Past Collection – 1959 Chrysler Crown Imperial Convertible
1959 Chrysler Crown Imperial has the “Forward Look.”
“Forward Look” was the advertising slogan for the 1955 through 1961 Chryslers designed by Virgil Exner. When Exner joined Chrysler, the car’s body was fashioned by engineers instead of designers, leading to what many thought were old-fashioned, boxy designs on Chryslers of the 1940s and early 50s. Exner fought to change this structuring, and got control over the design process, including the clay prototypes and the die models used to create production tooling.
Exner saw the P-38 airplane inspired “tailfins” on the 1948 Cadillac. He took this design detail, also being experimented with by some Italian manufacturers, and made it his own, enlarging the fins and making them a more prominent feature. Exner believed in the aerodynamic benefits of the fins, and even used wind tunnel testing at the University of Michigan, but he also liked their visual effects on the car. They were showcased on the first cars designed under his full supervision for sale: the 1955 Chrysler 300 series, and the Imperial.
The 1957 Crown Imperial saw a redesigned and larger bodyshell available, based to an even greater degree on Virgil Exner’s “Forward Look” styling. It featured a complicated front end with a bulleted grille and quad headlights, tall tailfins, and Imperial’s trademark gunsight taillights. The Hemi engine was available for the first two years (enlarged to 392ci), but for 1959, the third and final year of this bodystyle, a 413 in. Wedge-head engine replaced it. A convertible was available for the first time on an Imperial.

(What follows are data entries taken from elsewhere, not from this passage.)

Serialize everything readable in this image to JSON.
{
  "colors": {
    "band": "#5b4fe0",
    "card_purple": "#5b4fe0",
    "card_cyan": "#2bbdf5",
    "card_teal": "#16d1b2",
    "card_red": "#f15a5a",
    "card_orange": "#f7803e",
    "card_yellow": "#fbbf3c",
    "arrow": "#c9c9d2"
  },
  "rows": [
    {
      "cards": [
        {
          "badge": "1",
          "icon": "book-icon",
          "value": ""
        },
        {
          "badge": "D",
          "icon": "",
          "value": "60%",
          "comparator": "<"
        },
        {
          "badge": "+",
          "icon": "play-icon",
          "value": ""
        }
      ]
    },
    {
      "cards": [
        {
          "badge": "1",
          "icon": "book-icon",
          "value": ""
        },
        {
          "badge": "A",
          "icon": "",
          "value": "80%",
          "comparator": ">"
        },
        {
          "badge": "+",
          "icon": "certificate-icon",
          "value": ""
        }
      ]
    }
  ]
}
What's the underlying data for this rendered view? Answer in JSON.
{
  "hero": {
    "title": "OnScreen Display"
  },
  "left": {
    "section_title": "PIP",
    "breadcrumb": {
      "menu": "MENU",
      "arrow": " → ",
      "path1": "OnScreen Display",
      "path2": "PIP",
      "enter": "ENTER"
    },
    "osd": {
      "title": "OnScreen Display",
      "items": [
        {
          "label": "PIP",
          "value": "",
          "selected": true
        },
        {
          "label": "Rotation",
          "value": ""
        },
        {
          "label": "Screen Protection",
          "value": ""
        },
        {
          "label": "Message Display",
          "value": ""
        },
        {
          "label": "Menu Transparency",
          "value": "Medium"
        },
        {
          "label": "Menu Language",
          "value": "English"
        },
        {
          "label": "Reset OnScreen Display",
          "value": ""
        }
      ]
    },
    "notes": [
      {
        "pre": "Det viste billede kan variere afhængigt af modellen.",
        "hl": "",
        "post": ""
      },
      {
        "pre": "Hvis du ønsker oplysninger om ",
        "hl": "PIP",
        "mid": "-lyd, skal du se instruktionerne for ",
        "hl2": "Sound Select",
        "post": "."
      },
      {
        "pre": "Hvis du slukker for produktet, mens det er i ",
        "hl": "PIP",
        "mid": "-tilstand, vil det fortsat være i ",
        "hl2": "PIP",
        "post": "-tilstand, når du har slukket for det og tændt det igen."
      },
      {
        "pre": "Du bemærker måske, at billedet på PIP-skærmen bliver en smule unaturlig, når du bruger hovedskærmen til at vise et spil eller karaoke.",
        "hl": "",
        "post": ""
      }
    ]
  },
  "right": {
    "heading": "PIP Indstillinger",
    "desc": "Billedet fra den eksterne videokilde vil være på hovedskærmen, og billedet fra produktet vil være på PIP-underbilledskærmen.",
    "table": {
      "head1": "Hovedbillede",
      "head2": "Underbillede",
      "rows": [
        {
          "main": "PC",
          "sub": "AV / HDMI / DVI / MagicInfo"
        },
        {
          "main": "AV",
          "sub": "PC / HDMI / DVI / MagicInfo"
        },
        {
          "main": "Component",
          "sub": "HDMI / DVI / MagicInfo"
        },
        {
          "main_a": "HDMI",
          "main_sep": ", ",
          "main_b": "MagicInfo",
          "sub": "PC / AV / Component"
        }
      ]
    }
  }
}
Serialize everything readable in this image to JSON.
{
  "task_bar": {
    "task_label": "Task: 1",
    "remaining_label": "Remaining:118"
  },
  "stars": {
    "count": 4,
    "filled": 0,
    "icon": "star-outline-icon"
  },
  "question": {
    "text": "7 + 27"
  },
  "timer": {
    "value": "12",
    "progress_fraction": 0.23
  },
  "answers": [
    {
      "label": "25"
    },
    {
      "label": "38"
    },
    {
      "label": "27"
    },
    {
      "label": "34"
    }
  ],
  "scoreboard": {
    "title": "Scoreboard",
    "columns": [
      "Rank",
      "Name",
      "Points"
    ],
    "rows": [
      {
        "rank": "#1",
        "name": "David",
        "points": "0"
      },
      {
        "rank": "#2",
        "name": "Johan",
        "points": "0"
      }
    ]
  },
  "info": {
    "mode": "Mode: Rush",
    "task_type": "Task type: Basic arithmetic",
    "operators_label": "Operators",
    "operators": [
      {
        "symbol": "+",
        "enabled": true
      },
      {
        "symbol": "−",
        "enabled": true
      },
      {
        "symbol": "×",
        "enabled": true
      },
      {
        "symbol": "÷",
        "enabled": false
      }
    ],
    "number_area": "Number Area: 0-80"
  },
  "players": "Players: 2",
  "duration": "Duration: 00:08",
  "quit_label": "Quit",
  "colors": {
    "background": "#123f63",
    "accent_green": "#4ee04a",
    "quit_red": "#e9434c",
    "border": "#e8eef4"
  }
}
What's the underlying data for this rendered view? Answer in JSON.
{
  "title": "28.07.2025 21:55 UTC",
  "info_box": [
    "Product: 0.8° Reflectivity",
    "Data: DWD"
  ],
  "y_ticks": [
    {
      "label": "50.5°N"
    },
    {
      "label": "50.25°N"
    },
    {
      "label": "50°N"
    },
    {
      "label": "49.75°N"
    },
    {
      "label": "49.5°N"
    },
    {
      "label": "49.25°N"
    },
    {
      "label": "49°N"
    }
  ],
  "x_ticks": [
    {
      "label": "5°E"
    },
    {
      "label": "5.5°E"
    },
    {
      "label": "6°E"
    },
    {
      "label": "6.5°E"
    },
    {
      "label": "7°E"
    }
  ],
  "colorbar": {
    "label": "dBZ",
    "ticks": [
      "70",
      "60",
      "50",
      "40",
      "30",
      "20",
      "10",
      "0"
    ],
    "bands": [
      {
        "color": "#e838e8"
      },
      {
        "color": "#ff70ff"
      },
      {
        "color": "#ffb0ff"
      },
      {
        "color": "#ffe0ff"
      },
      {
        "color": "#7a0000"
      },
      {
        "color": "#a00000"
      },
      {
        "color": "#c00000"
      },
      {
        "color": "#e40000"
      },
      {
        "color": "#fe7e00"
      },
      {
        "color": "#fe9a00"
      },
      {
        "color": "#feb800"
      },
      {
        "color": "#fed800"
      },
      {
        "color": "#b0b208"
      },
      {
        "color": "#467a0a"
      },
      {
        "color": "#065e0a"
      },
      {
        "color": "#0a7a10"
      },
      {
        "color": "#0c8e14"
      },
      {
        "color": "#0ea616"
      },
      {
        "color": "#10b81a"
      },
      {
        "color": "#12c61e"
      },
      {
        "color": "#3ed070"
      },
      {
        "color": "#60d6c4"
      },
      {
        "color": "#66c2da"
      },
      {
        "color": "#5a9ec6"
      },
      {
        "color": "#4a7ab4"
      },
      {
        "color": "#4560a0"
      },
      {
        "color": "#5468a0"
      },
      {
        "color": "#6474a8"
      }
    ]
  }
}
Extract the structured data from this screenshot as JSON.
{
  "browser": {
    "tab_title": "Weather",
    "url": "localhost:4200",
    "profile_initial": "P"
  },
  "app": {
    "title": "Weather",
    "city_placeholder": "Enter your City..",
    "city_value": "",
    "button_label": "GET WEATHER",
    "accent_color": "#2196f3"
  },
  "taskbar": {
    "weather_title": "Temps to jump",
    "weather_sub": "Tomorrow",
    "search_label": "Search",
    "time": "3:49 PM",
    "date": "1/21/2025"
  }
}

Starting from 1957, Imperials were available in three levels of trim: standard Imperial, Imperial Crown, and Imperial LeBaron (the latter named after a coachbuilder, bought out by Chrysler, that did some of the best work on prewar Chrysler Imperial chassis). Through the late 50’s and into the early 60’s styling would continue to become “Longer, Lower and Wider”, with the addition some of the wildest fins ever put on a car.